Records for this task:
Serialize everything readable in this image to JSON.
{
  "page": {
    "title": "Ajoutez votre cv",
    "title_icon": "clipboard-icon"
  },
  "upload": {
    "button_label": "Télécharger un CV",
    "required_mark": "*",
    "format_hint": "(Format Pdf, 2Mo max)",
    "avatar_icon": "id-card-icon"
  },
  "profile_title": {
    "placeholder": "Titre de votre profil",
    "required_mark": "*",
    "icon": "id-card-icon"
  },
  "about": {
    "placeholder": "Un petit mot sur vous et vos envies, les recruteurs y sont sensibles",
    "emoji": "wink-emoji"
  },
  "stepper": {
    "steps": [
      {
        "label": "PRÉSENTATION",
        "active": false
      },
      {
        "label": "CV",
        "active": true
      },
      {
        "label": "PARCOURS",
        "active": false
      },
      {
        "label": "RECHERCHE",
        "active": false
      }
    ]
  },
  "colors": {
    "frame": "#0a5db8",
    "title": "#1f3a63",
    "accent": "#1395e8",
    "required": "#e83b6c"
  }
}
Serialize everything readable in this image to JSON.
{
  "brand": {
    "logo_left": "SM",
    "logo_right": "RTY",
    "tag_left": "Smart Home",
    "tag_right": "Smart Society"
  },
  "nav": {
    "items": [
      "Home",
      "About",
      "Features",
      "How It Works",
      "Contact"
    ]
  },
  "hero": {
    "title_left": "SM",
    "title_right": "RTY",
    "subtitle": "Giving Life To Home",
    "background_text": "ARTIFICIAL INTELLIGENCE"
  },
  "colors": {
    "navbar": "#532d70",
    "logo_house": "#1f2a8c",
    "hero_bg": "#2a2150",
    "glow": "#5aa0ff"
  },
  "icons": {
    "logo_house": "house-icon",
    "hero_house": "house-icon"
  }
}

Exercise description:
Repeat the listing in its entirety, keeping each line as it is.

Task solution:
Serialize everything readable in this image to JSON.
{
  "page": {
    "title": "Ajoutez votre cv",
    "title_icon": "clipboard-icon"
  },
  "upload": {
    "button_label": "Télécharger un CV",
    "required_mark": "*",
    "format_hint": "(Format Pdf, 2Mo max)",
    "avatar_icon": "id-card-icon"
  },
  "profile_title": {
    "placeholder": "Titre de votre profil",
    "required_mark": "*",
    "icon": "id-card-icon"
  },
  "about": {
    "placeholder": "Un petit mot sur vous et vos envies, les recruteurs y sont sensibles",
    "emoji": "wink-emoji"
  },
  "stepper": {
    "steps": [
      {
        "label": "PRÉSENTATION",
        "active": false
      },
      {
        "label": "CV",
        "active": true
      },
      {
        "label": "PARCOURS",
        "active": false
      },
      {
        "label": "RECHERCHE",
        "active": false
      }
    ]
  },
  "colors": {
    "frame": "#0a5db8",
    "title": "#1f3a63",
    "accent": "#1395e8",
    "required": "#e83b6c"
  }
}
Serialize everything readable in this image to JSON.
{
  "brand": {
    "logo_left": "SM",
    "logo_right": "RTY",
    "tag_left": "Smart Home",
    "tag_right": "Smart Society"
  },
  "nav": {
    "items": [
      "Home",
      "About",
      "Features",
      "How It Works",
      "Contact"
    ]
  },
  "hero": {
    "title_left": "SM",
    "title_right": "RTY",
    "subtitle": "Giving Life To Home",
    "background_text": "ARTIFICIAL INTELLIGENCE"
  },
  "colors": {
    "navbar": "#532d70",
    "logo_house": "#1f2a8c",
    "hero_bg": "#2a2150",
    "glow": "#5aa0ff"
  },
  "icons": {
    "logo_house": "house-icon",
    "hero_house": "house-icon"
  }
}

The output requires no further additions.